Shortly after this, I was again at Hull, having preached on the Lord's Day. I was seated with Mr. A.J. after dinner, when I had a distinct call to preach on a steamer.  I told Mr. J. He said, "There is a market steamer which will leave at 2 or 3 o'clock (I forget the exact time), and it will be crowded with market people."  I felt assured I was called to preach there on board that day.  I therefore took my bag, and Mr. J. went with me to shew me the way.  At that time there was no proper landing-stage for this steamer, and as I was walking the plank from the pier to the steamer, it suddenly lurched from shore, my plank fell in the water, and I just caught on to the steamer's side, and was got on board.  There was a great shout and excitement, and I was a good deal shaken.  In this weak condition, I looked to the Lord in prayer, that He would raise me up, and give me a fellow-helper on board.  I walked the crowded deck in prayer, and as I passed a man sat down; the Lord pointed him out as the one to help me.  I stooped down, and asked if he were a Christian.  "Yes," he said, "through mercy I am." I said, "Have you faith?"  I then told him how the Lord had sent me to preach on board, how shaken I was, and weak, and I had been asking the Lord for a helper.  He jumped up, saying, "Faith and works, man," and ran away.  I now felt much cast down.  How strangely the Lord prepares His servants for His work.  I had about become low enough for the Lord to use, when the man came back with a beaming face; "All is ready," He said. I asked, "What is ready?" He said, "I have got the captain's permission, and a number of people are ready to sing a hymn."  He gave out a hymn, which was heartily sung.  The Lord then gave me strength to preach the gospel all the way, nearly to Thorne------that was the name of the place.  The people kept getting off at different landing stages up the river.  At the time I was not aware that a single soul was saved that day.  I was preaching all the afternoon until night.

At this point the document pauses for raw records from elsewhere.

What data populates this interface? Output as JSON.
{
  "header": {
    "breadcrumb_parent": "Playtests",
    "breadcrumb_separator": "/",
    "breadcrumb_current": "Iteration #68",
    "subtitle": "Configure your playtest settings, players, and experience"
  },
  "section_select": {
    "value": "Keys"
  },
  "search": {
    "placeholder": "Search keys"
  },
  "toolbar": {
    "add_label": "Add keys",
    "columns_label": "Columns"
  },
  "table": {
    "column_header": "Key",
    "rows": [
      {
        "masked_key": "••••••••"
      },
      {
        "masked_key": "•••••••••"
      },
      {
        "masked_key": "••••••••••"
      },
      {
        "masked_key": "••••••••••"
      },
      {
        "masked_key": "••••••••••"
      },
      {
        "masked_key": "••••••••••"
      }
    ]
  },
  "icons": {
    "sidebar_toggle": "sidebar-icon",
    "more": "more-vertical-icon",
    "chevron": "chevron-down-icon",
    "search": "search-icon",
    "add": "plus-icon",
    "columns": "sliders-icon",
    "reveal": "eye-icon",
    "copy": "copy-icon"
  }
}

Many years after this, when I had almost forgotten the circumstance, after preaching in Birmingham, a gentleman came up, and said, "I dare say you have forgotten me."  I did not recollect him.  He said, "Do you remember preaching a sermon twenty miles long?"  I did not remember him, I said, "Well," he said, "Do you remember preaching up the river, from Hull to Thorne, which was twenty miles or more?"  Then it came to my mind very distinctly.  He was a Wesleyan minister, and said, "I have long wished to see you."  He was the man who helped me so kindly that day.  He told me he was stationed at Selby afterwards, and visited the different towns and villages up the river where the steamer stops, and he had found souls who had been saved that day all up the river.  Thus, after many days the Lord gives us proof that His "words shall not return unto Him void."  Oh to preach in full assurance that souls will be saved!

What a joy it will be in the presence of the Lord, at His coming, to see the thousands (it may be) of souls who have been brought to Him, through the riches of His grace, by His weak servants?  O depths of mercy, not only to have saved us from hell but to use us as channels of mercy to others.  The apostle could say, "For what is our hope, or joy, or crown of rejoicing? Are not even ye in the presence of our Lord Jesus Christ at his coming?"  I have never, that I am aware of, seen one of those dear children by the river.  No doubt by this time, after so many years, many of them are with the Lord.  I shall meet them in the glory, so near at hand.